This incident, once again raises the specter that these companies are purposely implementing underhanded "things" to separate the consumer from their money. Think of it this way, Verizon is a technologically sophisticated company selling very sophisticated smart phones.  So given all the technological expertise at their disposal, Verizon should be able to design a simple "safety switch" to prevent these "accidental" charges. The fact that they have not implies that the management of Verizon is purposefully and willfully promoting disingenuous business practices.

Concerning the second story. Adam Thierer of the Technology Liberation Front wrote an article: Problems in Public Utility Paradise, Part 14: Muni Wi-fi Postmortem. Sadly this article is simply another typical diatribe lambasting attempts by Municipalities to provide their citizens with Wi-Fi services. The theme of the Technology Liberation Front is "... the tech policy blog dedicated to keeping politicians' hands off the 'net and everything else related to technology." So what has this got to do with Verizon?

Verizon, as well as many other technology companies have been caught doing underhanded activities that are injurious to their customers. When companies pursue these strategies and piss-off enough people, regulations happen.  Furthermore, if companies truly want a free-market free of regulations; they need to realize that freedom also means responsibility. 

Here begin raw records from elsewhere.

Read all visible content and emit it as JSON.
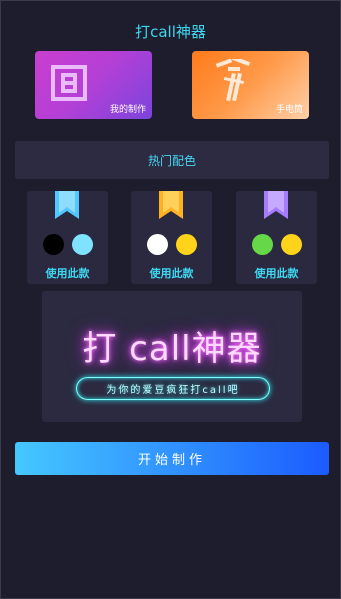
{
  "header": {
    "title": "打call神器"
  },
  "cards": [
    {
      "label": "我的制作",
      "icon": "grid-pattern-icon"
    },
    {
      "label": "手电筒",
      "icon": "flashlight-icon"
    }
  ],
  "section": {
    "title": "热门配色"
  },
  "palettes": [
    {
      "ribbon_color": "#52c7ff",
      "colors": [
        "#000000",
        "#7fe3ff"
      ],
      "button": "使用此款"
    },
    {
      "ribbon_color": "#ffb21f",
      "colors": [
        "#ffffff",
        "#ffd319"
      ],
      "button": "使用此款"
    },
    {
      "ribbon_color": "#a57cff",
      "colors": [
        "#66d847",
        "#ffd319"
      ],
      "button": "使用此款"
    }
  ],
  "preview": {
    "title": "打 call神器",
    "subtitle": "为你的爱豆疯狂打call吧"
  },
  "actions": {
    "start_label": "开始制作"
  },
  "colors": {
    "background": "#1e1d2d",
    "accent": "#3fd7f2",
    "neon_pink": "#e040fb",
    "neon_cyan": "#2fe6f0"
  }
}
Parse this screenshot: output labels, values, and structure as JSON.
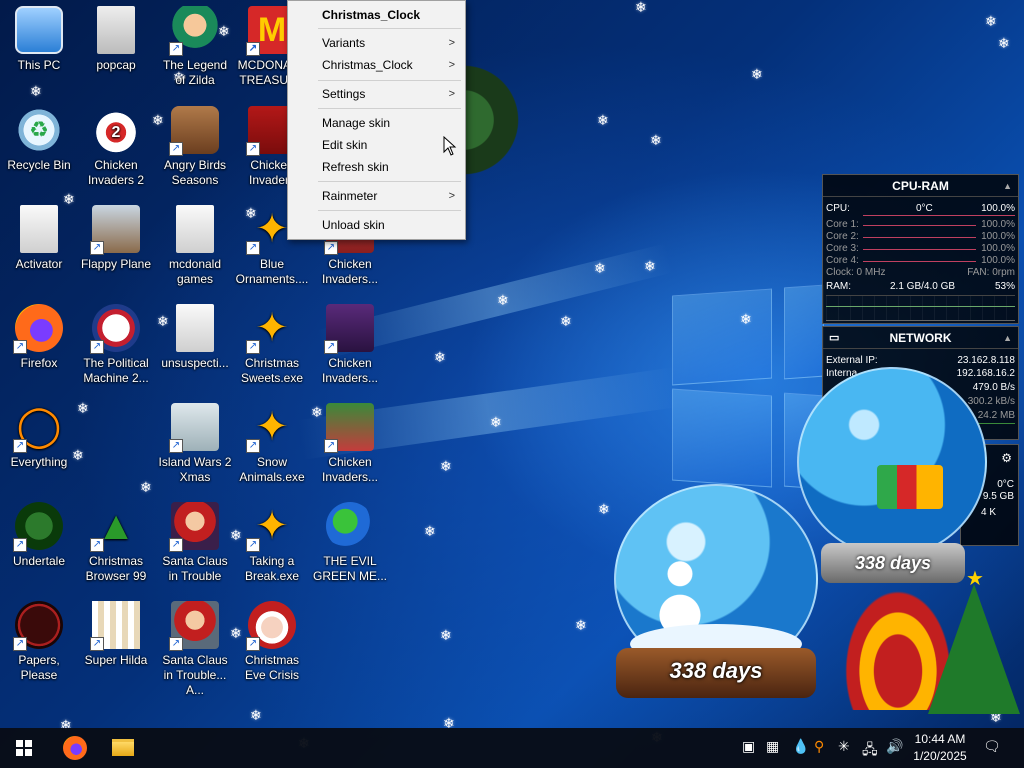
{
  "desktop": {
    "icons": [
      {
        "label": "This PC"
      },
      {
        "label": "popcap"
      },
      {
        "label": "The Legend of Zilda"
      },
      {
        "label": "MCDONALD TREASURE"
      },
      {
        "label": "Recycle Bin"
      },
      {
        "label": "Chicken Invaders 2"
      },
      {
        "label": "Angry Birds Seasons"
      },
      {
        "label": "Chicken Invaders"
      },
      {
        "label": "Activator"
      },
      {
        "label": "Flappy Plane"
      },
      {
        "label": "mcdonald games"
      },
      {
        "label": "Blue Ornaments...."
      },
      {
        "label": "Chicken Invaders..."
      },
      {
        "label": "Firefox"
      },
      {
        "label": "The Political Machine 2..."
      },
      {
        "label": "unsuspecti..."
      },
      {
        "label": "Christmas Sweets.exe"
      },
      {
        "label": "Chicken Invaders..."
      },
      {
        "label": "Everything"
      },
      {
        "label": "Island Wars 2 Xmas"
      },
      {
        "label": "Snow Animals.exe"
      },
      {
        "label": "Chicken Invaders..."
      },
      {
        "label": "Undertale"
      },
      {
        "label": "Christmas Browser 99"
      },
      {
        "label": "Santa Claus in Trouble"
      },
      {
        "label": "Taking a Break.exe"
      },
      {
        "label": "THE EVIL GREEN ME..."
      },
      {
        "label": "Papers, Please"
      },
      {
        "label": "Super Hilda"
      },
      {
        "label": "Santa Claus in Trouble... A..."
      },
      {
        "label": "Christmas Eve Crisis"
      }
    ]
  },
  "context_menu": {
    "title": "Christmas_Clock",
    "items": [
      {
        "label": "Variants",
        "submenu": ">"
      },
      {
        "label": "Christmas_Clock",
        "submenu": ">"
      },
      {
        "label": "Settings",
        "submenu": ">"
      },
      {
        "label": "Manage skin"
      },
      {
        "label": "Edit skin"
      },
      {
        "label": "Refresh skin"
      },
      {
        "label": "Rainmeter",
        "submenu": ">"
      },
      {
        "label": "Unload skin"
      }
    ]
  },
  "cpu_ram": {
    "title": "CPU-RAM",
    "cpu_label": "CPU:",
    "cpu_temp": "0°C",
    "cpu_value": "100.0%",
    "cores": [
      {
        "label": "Core 1:",
        "value": "100.0%"
      },
      {
        "label": "Core 2:",
        "value": "100.0%"
      },
      {
        "label": "Core 3:",
        "value": "100.0%"
      },
      {
        "label": "Core 4:",
        "value": "100.0%"
      }
    ],
    "clock": "Clock: 0 MHz",
    "fan": "FAN: 0rpm",
    "ram_label": "RAM:",
    "ram_value": "2.1 GB/4.0 GB",
    "ram_percent": "53%"
  },
  "network": {
    "title": "NETWORK",
    "external_ip_label": "External IP:",
    "external_ip": "23.162.8.118",
    "internal_label": "Interna",
    "internal_ip": "192.168.16.2",
    "up_rate": "479.0 B/s",
    "down_rate": "300.2 kB/s",
    "total": "24.2 MB"
  },
  "partial_panel": {
    "temp": "0°C",
    "size": "9.5 GB",
    "kb": "4 K"
  },
  "snow_globes": {
    "front_days": "338 days",
    "back_days": "338 days"
  },
  "taskbar": {
    "time": "10:44 AM",
    "date": "1/20/2025"
  },
  "colors": {
    "menu_bg": "#f2f2f2",
    "taskbar_bg": "#080c16",
    "panel_bg": "#000000"
  }
}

Unfortunately, many of the posts on the Technology Liberation Front are postured to vilify government without questioning the business practices of the private sector.  It's time for the Technology Liberation Front to look into the mirror  for some serious self-reflection concerning who is responsible for the ills in the American economy. If the Technology Liberation Front is truly championing the concept of keeping the politicians away, I would expect some of the commentators to expose bad corporate behavior and demand that the corporations clean-up their business practices.  It is a sad commentary on American culture when freedom is considered a right to steal and blogs supposedly defending the free-market, such as the Technology Liberation Front remain silent.  For a site based on Libertarian principles, this seems very un-Libertarian

As for me, if a company can't accept responsibility for the freedoms they enjoy, regulate.